Despite fears of an expanding conflict, the epicenter of crisis in the Middle East remains the Gaza Strip, where Israeli policy has created a looming humanitarian disaster. The fate of Gaza's 1.4 million people must not be eclipsed, even as the widening conflict demands the world's attention. On Wednesday alone, 23 people were killed by the Israeli military in Gaza, among them seven children and their mother. Even more widespread than the threat of direct Israeli military strikes are dire shortages of water, food, medicine, and electricity caused by Israel's ongoing siege of the Gaza Strip.
Israeli Prime Minister Ehud Olmert has said that Israel's objective is to "apply pressure" to the civilian population of Gaza in response to Hamas' capture of an Israeli soldier in June and its recent rocket attacks on Israeli civilians.
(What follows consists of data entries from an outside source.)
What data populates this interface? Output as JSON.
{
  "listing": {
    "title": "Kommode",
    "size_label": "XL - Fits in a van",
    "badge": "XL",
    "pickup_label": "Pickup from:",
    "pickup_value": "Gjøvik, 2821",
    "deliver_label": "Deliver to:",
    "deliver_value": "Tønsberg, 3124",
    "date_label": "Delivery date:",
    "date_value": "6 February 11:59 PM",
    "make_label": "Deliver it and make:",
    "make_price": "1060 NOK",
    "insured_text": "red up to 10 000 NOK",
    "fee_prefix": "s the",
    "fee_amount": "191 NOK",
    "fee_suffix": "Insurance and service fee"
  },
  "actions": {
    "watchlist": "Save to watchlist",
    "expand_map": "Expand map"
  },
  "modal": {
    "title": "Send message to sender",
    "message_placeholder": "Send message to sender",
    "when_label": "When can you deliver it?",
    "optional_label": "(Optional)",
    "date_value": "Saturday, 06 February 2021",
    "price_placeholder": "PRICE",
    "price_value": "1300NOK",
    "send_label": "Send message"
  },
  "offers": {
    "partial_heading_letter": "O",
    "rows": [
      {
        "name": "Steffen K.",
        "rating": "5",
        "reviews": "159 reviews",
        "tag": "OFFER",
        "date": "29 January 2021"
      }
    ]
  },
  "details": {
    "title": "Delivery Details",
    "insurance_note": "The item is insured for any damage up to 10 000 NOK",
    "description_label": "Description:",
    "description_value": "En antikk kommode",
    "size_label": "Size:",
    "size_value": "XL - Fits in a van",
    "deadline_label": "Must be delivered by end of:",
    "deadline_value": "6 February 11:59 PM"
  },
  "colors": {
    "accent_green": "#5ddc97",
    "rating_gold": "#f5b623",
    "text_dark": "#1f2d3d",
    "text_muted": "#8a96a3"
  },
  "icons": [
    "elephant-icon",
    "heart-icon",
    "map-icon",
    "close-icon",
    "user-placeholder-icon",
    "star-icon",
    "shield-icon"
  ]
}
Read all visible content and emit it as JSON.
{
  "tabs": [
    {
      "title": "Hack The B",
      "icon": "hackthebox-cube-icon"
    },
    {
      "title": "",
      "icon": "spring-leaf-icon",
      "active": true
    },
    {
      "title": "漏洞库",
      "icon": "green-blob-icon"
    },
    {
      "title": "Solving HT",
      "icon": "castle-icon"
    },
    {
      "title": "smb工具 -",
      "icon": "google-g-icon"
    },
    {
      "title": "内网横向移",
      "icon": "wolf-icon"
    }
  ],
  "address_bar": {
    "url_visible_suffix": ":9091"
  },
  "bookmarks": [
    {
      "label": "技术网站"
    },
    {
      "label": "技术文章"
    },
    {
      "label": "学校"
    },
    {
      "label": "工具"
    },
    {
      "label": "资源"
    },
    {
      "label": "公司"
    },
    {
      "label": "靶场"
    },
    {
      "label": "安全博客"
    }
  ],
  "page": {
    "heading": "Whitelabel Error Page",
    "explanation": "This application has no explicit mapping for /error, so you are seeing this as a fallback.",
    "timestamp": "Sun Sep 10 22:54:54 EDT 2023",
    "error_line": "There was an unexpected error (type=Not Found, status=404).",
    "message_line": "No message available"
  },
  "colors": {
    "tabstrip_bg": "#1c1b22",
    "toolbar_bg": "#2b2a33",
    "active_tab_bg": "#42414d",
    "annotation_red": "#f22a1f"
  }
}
Olmert's tactic is a form of collective punishment that violates the Hague Convention as well as the Fourth Geneva Convention and constitutes a war crime.
MADRE emphasizes that no party to the conflict–whether the State of Israel or the armed wings of Hezbollah and Hamas–has the right to attack civilians. MADRE calls for the protection of all civilians in Palestine, Israel, and Lebanon.
Yifat Susskind, MADRE's Communications Director, was born and raised in Israel. Before joining MADRE, she was active in the Israeli women's peace movement for several years and directed a project at a joint Israeli-Palestinian human rights organization in Jerusalem. Her critical analysis of US foreign policy and women's human rights in the Middle East and other parts of the world has appeared in online and print publications such as TomPaine.com, Foreign Policy in Focus, the Middle East Research & Information Project (MERIP), and The W Effect: Bush's War on Women, published by the Feminist Press in 2004. She has also been featured as a commentator on CNN, National Public Radio, and BBC Radio. Ms. Susskind is the author of a book on women's human rights and US foreign policy, forthcoming